§ DATASET CONTENT:
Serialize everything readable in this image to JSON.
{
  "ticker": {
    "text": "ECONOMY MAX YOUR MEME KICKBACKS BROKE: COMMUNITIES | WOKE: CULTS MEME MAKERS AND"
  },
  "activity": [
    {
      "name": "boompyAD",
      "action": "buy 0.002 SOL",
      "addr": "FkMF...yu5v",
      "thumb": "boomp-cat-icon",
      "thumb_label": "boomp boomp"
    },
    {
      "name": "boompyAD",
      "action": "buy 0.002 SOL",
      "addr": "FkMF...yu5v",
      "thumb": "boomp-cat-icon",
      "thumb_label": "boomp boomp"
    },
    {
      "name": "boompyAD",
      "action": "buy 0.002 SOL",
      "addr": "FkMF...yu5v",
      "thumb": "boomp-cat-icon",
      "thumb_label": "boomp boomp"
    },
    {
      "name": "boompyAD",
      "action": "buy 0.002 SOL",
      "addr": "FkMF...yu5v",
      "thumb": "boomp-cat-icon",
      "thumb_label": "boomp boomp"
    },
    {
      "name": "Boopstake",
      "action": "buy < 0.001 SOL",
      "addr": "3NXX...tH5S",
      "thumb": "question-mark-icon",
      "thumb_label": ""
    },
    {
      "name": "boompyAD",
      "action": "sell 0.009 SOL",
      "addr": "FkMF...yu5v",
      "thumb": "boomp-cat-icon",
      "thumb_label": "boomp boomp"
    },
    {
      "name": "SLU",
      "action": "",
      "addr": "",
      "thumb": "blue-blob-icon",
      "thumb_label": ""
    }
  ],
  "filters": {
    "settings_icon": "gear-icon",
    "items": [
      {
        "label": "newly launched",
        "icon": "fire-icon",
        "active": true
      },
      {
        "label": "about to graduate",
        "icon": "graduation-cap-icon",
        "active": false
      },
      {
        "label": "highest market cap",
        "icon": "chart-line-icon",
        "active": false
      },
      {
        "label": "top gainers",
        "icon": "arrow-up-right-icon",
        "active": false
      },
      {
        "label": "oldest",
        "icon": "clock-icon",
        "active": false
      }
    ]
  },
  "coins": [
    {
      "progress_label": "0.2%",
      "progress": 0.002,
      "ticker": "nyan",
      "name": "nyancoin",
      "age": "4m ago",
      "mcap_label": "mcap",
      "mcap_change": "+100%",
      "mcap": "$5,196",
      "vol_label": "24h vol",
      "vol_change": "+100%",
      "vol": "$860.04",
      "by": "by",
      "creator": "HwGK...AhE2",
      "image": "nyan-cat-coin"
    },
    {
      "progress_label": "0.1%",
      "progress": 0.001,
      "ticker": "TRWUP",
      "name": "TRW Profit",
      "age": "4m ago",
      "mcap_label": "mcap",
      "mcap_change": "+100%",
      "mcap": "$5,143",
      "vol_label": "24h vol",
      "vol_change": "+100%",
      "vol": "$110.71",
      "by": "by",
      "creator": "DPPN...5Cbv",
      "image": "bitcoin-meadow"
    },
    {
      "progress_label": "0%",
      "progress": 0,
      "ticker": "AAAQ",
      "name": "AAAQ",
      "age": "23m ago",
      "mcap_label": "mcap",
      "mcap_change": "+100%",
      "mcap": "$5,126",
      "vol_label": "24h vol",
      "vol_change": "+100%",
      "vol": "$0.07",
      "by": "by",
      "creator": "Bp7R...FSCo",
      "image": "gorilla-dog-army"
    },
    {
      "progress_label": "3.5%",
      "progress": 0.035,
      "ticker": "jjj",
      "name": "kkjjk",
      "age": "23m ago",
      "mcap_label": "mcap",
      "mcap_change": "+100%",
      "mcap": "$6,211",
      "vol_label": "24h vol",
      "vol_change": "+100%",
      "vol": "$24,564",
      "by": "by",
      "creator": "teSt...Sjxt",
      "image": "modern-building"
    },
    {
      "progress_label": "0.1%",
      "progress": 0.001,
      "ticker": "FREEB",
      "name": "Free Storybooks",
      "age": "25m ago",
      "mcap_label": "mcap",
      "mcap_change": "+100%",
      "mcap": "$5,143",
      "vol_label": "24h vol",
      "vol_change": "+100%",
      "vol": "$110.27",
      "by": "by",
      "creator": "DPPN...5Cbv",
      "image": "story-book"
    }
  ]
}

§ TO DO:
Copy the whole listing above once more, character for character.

§ RESULT OF THIS EXERCISE:
Serialize everything readable in this image to JSON.
{
  "ticker": {
    "text": "ECONOMY MAX YOUR MEME KICKBACKS BROKE: COMMUNITIES | WOKE: CULTS MEME MAKERS AND"
  },
  "activity": [
    {
      "name": "boompyAD",
      "action": "buy 0.002 SOL",
      "addr": "FkMF...yu5v",
      "thumb": "boomp-cat-icon",
      "thumb_label": "boomp boomp"
    },
    {
      "name": "boompyAD",
      "action": "buy 0.002 SOL",
      "addr": "FkMF...yu5v",
      "thumb": "boomp-cat-icon",
      "thumb_label": "boomp boomp"
    },
    {
      "name": "boompyAD",
      "action": "buy 0.002 SOL",
      "addr": "FkMF...yu5v",
      "thumb": "boomp-cat-icon",
      "thumb_label": "boomp boomp"
    },
    {
      "name": "boompyAD",
      "action": "buy 0.002 SOL",
      "addr": "FkMF...yu5v",
      "thumb": "boomp-cat-icon",
      "thumb_label": "boomp boomp"
    },
    {
      "name": "Boopstake",
      "action": "buy < 0.001 SOL",
      "addr": "3NXX...tH5S",
      "thumb": "question-mark-icon",
      "thumb_label": ""
    },
    {
      "name": "boompyAD",
      "action": "sell 0.009 SOL",
      "addr": "FkMF...yu5v",
      "thumb": "boomp-cat-icon",
      "thumb_label": "boomp boomp"
    },
    {
      "name": "SLU",
      "action": "",
      "addr": "",
      "thumb": "blue-blob-icon",
      "thumb_label": ""
    }
  ],
  "filters": {
    "settings_icon": "gear-icon",
    "items": [
      {
        "label": "newly launched",
        "icon": "fire-icon",
        "active": true
      },
      {
        "label": "about to graduate",
        "icon": "graduation-cap-icon",
        "active": false
      },
      {
        "label": "highest market cap",
        "icon": "chart-line-icon",
        "active": false
      },
      {
        "label": "top gainers",
        "icon": "arrow-up-right-icon",
        "active": false
      },
      {
        "label": "oldest",
        "icon": "clock-icon",
        "active": false
      }
    ]
  },
  "coins": [
    {
      "progress_label": "0.2%",
      "progress": 0.002,
      "ticker": "nyan",
      "name": "nyancoin",
      "age": "4m ago",
      "mcap_label": "mcap",
      "mcap_change": "+100%",
      "mcap": "$5,196",
      "vol_label": "24h vol",
      "vol_change": "+100%",
      "vol": "$860.04",
      "by": "by",
      "creator": "HwGK...AhE2",
      "image": "nyan-cat-coin"
    },
    {
      "progress_label": "0.1%",
      "progress": 0.001,
      "ticker": "TRWUP",
      "name": "TRW Profit",
      "age": "4m ago",
      "mcap_label": "mcap",
      "mcap_change": "+100%",
      "mcap": "$5,143",
      "vol_label": "24h vol",
      "vol_change": "+100%",
      "vol": "$110.71",
      "by": "by",
      "creator": "DPPN...5Cbv",
      "image": "bitcoin-meadow"
    },
    {
      "progress_label": "0%",
      "progress": 0,
      "ticker": "AAAQ",
      "name": "AAAQ",
      "age": "23m ago",
      "mcap_label": "mcap",
      "mcap_change": "+100%",
      "mcap": "$5,126",
      "vol_label": "24h vol",
      "vol_change": "+100%",
      "vol": "$0.07",
      "by": "by",
      "creator": "Bp7R...FSCo",
      "image": "gorilla-dog-army"
    },
    {
      "progress_label": "3.5%",
      "progress": 0.035,
      "ticker": "jjj",
      "name": "kkjjk",
      "age": "23m ago",
      "mcap_label": "mcap",
      "mcap_change": "+100%",
      "mcap": "$6,211",
      "vol_label": "24h vol",
      "vol_change": "+100%",
      "vol": "$24,564",
      "by": "by",
      "creator": "teSt...Sjxt",
      "image": "modern-building"
    },
    {
      "progress_label": "0.1%",
      "progress": 0.001,
      "ticker": "FREEB",
      "name": "Free Storybooks",
      "age": "25m ago",
      "mcap_label": "mcap",
      "mcap_change": "+100%",
      "mcap": "$5,143",
      "vol_label": "24h vol",
      "vol_change": "+100%",
      "vol": "$110.27",
      "by": "by",
      "creator": "DPPN...5Cbv",
      "image": "story-book"
    }
  ]
}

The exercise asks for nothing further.